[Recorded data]
■ ■ ■ ■ ■ ■ ■

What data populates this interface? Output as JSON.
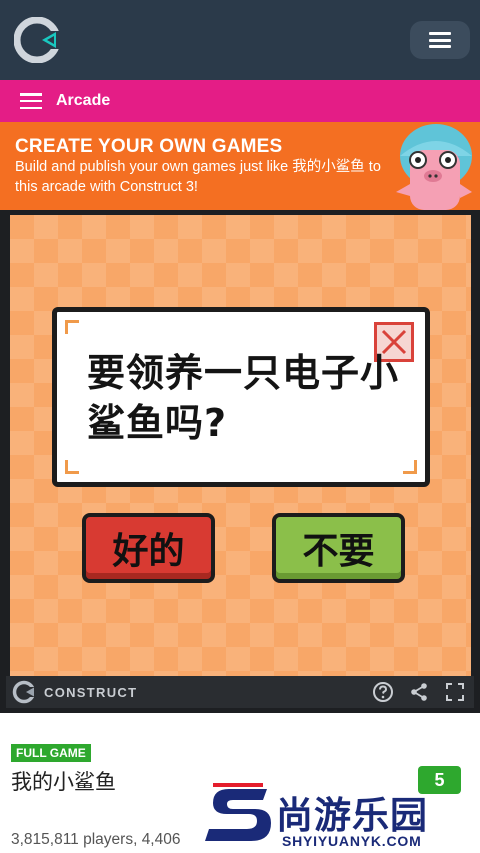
{
  "header": {
    "logo_icon": "construct-logo-icon",
    "menu_icon": "hamburger-icon"
  },
  "arcade": {
    "label": "Arcade",
    "menu_icon": "hamburger-icon",
    "color": "#e41d86"
  },
  "promo": {
    "title": "CREATE YOUR OWN GAMES",
    "text": "Build and publish your own games just like 我的小鲨鱼 to this arcade with Construct 3!",
    "color": "#f46f22"
  },
  "game": {
    "dialog_text": "要领养一只电子小鲨鱼吗?",
    "yes_label": "好的",
    "no_label": "不要",
    "close_icon": "close-x-icon",
    "bar": {
      "brand": "CONSTRUCT",
      "icons": [
        "help-icon",
        "share-icon",
        "fullscreen-icon"
      ]
    }
  },
  "info": {
    "badge": "FULL GAME",
    "title": "我的小鲨鱼",
    "chip": "5",
    "stats": "3,815,811 players, 4,406"
  },
  "watermark": {
    "text": "尚游乐园",
    "sub": "SHYIYUANYK.COM"
  }
}
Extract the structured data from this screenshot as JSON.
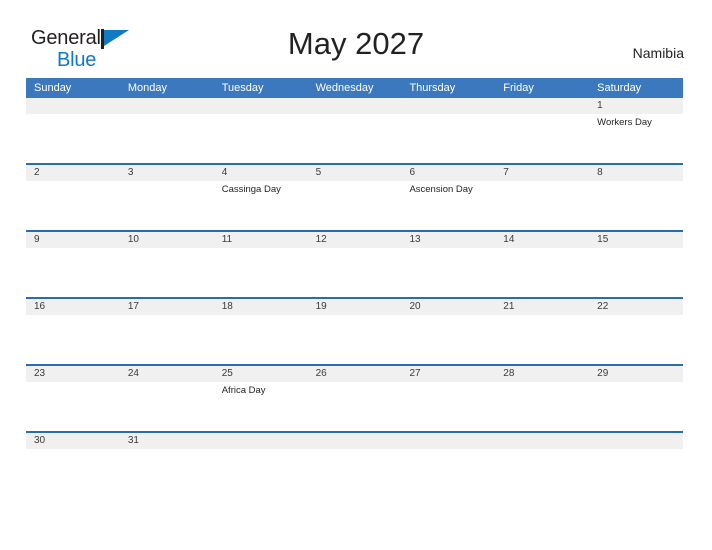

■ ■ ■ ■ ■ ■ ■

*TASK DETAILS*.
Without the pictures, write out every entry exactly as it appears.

*SOLUTION TO THE PROBLEM*.
What data populates this interface? Output as JSON.
{
  "header": {
    "logo_icon": "construct-logo-icon",
    "menu_icon": "hamburger-icon"
  },
  "arcade": {
    "label": "Arcade",
    "menu_icon": "hamburger-icon",
    "color": "#e41d86"
  },
  "promo": {
    "title": "CREATE YOUR OWN GAMES",
    "text": "Build and publish your own games just like 我的小鲨鱼 to this arcade with Construct 3!",
    "color": "#f46f22"
  },
  "game": {
    "dialog_text": "要领养一只电子小鲨鱼吗?",
    "yes_label": "好的",
    "no_label": "不要",
    "close_icon": "close-x-icon",
    "bar": {
      "brand": "CONSTRUCT",
      "icons": [
        "help-icon",
        "share-icon",
        "fullscreen-icon"
      ]
    }
  },
  "info": {
    "badge": "FULL GAME",
    "title": "我的小鲨鱼",
    "chip": "5",
    "stats": "3,815,811 players, 4,406"
  },
  "watermark": {
    "text": "尚游乐园",
    "sub": "SHYIYUANYK.COM"
  }
}
Extract the structured data from this screenshot as JSON.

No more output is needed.